Imagine Curve as a unique library, the kind where you can bring in and leave your own books for other people to read, and Curve as the place where these books will be read. To read your book, one must pay a tiny charge to the librarian, who will then give you that fee as a reward. However, anybody who wishes to read your book must comply with this requirement. Simple!
When you use Curve Finance, your cryptocurrencies are placed in a pool, and you immediately begin receiving a passive income without having to do anything else! The curve wasn’t always a widely-used cryptocurrency AMM; in fact, back in the day, it wasn’t even named Curve Finance to begin with! This is one of the things that makes the history of Curve such an intriguing topic.
When it was first established, Curve Finance operated under the name StableSwap. This is due to the fact that its focus was exclusively on decentralized stable coin swaps.

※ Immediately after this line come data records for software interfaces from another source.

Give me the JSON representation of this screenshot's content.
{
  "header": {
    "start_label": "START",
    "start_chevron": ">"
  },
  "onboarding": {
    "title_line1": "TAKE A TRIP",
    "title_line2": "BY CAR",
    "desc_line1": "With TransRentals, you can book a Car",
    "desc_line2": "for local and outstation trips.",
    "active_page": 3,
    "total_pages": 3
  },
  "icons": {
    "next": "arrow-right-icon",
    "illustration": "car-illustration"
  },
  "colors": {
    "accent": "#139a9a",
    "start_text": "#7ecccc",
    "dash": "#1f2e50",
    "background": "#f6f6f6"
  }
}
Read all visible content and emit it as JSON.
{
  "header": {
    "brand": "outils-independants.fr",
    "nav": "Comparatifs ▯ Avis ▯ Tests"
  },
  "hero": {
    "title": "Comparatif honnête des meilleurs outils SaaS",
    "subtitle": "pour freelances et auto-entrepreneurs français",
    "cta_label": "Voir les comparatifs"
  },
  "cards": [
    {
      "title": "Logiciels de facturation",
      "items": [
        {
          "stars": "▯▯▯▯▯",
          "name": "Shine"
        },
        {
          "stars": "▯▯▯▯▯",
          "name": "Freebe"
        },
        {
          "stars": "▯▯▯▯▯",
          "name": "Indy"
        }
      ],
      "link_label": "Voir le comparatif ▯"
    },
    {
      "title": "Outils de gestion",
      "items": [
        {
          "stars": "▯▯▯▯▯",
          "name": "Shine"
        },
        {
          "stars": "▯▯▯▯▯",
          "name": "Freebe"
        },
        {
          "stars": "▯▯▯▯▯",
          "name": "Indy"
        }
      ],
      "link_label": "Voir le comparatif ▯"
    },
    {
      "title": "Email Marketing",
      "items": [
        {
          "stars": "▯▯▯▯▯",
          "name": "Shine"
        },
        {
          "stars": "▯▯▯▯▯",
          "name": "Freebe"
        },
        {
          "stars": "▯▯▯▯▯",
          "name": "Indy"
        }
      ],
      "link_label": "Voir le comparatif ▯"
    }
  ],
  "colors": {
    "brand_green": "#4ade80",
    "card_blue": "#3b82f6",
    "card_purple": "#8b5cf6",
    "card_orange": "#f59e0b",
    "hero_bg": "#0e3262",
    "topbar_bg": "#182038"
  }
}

This brings us to the conclusion of this study; the information presented here is an introduction to curve finance. It is my sincere goal that you have a much better understanding of what Curve is and, more importantly, how it operates, at the very least in a broad sense. What are your thoughts on the project, Curve Finance? Do you find it interesting? Or has it been overstated? Inform me about it!